▸ ACTIVITY: Where in the entries below does "ipython" appear? Copy every line that has it.

Element data from apps and pages
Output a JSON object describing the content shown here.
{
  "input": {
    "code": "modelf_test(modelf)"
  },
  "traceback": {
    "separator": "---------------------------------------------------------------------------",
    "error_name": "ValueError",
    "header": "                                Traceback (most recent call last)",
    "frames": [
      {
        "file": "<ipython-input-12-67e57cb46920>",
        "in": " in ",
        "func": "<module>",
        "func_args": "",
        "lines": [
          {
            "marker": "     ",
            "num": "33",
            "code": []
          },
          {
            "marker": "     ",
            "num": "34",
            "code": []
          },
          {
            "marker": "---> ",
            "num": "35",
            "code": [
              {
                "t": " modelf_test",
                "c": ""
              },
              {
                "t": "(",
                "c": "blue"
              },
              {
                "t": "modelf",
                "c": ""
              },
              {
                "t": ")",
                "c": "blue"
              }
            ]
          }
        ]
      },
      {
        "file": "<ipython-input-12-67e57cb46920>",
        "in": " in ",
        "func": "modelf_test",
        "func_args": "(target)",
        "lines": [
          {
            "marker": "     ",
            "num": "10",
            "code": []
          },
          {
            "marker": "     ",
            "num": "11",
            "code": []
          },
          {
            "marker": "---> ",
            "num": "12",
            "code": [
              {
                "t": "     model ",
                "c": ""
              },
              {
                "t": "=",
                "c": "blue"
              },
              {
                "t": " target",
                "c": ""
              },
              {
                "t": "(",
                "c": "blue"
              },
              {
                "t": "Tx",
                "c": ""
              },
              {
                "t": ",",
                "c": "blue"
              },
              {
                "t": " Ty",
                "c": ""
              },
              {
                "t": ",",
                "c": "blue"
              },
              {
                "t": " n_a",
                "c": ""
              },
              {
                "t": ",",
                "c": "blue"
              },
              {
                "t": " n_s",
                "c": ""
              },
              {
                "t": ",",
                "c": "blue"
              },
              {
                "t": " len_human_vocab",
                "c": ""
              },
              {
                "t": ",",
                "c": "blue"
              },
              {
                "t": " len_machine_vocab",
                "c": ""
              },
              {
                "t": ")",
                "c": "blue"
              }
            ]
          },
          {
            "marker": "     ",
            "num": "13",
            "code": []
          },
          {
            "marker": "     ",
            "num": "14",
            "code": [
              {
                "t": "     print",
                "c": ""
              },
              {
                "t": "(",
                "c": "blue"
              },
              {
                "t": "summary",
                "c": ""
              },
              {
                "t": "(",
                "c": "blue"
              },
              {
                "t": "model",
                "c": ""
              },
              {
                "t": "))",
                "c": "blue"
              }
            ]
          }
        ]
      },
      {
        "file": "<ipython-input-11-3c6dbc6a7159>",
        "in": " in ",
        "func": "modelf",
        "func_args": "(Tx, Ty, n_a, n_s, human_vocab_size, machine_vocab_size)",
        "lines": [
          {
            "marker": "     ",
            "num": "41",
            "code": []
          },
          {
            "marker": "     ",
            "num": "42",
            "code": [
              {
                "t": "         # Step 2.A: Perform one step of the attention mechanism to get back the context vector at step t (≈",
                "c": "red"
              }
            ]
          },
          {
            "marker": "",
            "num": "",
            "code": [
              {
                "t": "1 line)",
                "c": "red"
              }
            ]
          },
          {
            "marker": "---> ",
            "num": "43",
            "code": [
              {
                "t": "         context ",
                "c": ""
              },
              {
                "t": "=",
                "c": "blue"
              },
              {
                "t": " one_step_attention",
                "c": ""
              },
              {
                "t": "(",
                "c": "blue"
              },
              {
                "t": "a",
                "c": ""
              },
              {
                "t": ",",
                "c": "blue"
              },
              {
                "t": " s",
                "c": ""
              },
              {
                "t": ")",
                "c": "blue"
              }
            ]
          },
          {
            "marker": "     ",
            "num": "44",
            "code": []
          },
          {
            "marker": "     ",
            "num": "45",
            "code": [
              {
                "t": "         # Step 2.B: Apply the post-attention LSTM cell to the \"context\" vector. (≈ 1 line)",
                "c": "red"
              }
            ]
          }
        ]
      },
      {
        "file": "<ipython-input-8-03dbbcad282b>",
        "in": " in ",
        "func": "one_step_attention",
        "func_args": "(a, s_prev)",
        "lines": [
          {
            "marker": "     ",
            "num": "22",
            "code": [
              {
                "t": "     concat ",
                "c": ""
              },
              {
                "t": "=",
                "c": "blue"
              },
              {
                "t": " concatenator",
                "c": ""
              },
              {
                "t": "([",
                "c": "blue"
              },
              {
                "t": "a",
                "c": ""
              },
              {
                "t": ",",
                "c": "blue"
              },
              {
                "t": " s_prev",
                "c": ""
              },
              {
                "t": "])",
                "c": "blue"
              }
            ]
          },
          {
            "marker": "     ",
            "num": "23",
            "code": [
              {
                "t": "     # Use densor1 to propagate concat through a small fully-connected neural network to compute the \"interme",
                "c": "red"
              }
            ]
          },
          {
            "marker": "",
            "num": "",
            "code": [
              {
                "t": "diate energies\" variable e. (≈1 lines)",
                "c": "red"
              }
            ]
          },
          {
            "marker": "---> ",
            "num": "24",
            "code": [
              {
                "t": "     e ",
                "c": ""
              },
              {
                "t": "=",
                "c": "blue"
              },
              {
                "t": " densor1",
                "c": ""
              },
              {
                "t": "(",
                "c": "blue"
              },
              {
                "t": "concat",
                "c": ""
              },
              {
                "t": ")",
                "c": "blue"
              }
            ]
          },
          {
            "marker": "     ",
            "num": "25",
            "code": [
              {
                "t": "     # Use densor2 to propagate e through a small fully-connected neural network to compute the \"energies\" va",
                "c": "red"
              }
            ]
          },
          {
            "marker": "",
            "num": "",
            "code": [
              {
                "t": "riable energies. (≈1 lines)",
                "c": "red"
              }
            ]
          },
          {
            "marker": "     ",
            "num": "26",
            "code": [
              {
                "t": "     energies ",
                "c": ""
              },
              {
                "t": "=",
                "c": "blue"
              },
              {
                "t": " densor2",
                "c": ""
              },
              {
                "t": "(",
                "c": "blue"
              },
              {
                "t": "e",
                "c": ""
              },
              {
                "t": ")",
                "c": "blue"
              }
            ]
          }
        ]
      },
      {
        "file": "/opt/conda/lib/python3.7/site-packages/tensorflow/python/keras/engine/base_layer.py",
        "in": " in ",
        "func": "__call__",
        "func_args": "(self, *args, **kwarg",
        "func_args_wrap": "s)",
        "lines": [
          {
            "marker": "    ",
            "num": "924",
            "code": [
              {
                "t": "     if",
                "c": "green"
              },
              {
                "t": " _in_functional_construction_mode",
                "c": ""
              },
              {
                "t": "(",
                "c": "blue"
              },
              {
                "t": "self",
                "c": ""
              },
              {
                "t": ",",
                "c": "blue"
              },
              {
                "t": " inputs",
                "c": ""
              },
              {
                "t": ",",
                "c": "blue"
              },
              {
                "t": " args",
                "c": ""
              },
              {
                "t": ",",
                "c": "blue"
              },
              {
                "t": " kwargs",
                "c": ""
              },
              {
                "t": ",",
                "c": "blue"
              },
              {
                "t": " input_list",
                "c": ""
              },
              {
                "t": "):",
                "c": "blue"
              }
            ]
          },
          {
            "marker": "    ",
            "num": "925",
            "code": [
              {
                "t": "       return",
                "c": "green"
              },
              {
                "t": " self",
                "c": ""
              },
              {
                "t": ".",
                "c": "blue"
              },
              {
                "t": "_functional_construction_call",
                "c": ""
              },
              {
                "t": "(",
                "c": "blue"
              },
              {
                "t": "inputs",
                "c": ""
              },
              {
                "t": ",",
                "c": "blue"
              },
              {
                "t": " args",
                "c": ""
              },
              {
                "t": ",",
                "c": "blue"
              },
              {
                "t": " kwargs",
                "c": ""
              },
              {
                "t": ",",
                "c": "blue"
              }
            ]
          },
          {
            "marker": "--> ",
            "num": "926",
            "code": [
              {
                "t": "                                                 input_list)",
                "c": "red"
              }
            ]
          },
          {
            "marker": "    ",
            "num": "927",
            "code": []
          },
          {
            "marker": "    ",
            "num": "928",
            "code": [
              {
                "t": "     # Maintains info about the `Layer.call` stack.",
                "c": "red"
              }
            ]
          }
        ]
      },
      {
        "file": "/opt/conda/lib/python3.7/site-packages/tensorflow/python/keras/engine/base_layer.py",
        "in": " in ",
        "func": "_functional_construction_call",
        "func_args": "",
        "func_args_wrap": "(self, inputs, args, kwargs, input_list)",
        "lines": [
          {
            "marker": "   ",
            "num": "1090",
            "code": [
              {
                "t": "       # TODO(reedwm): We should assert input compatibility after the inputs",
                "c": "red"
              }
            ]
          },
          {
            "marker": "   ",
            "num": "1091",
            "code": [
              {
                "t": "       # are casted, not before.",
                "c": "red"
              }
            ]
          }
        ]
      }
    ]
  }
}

▸ TASK SOLUTION:
        "file": "<ipython-input-12-67e57cb46920>",
        "file": "<ipython-input-12-67e57cb46920>",
        "file": "<ipython-input-11-3c6dbc6a7159>",
        "file": "<ipython-input-8-03dbbcad282b>",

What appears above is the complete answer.